Task: Say how many lines of these entries include the word "text", and answer with the number alone.

Extracted entries:

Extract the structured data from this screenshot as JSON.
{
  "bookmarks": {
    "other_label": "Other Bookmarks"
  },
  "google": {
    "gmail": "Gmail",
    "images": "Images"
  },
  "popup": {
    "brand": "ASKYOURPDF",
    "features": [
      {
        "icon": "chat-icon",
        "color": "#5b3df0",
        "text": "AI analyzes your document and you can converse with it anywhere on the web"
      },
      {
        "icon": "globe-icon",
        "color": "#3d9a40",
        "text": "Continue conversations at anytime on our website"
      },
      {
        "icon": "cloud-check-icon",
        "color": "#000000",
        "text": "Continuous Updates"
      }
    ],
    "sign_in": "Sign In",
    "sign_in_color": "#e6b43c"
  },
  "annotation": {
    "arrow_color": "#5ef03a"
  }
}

Reply to the task: 3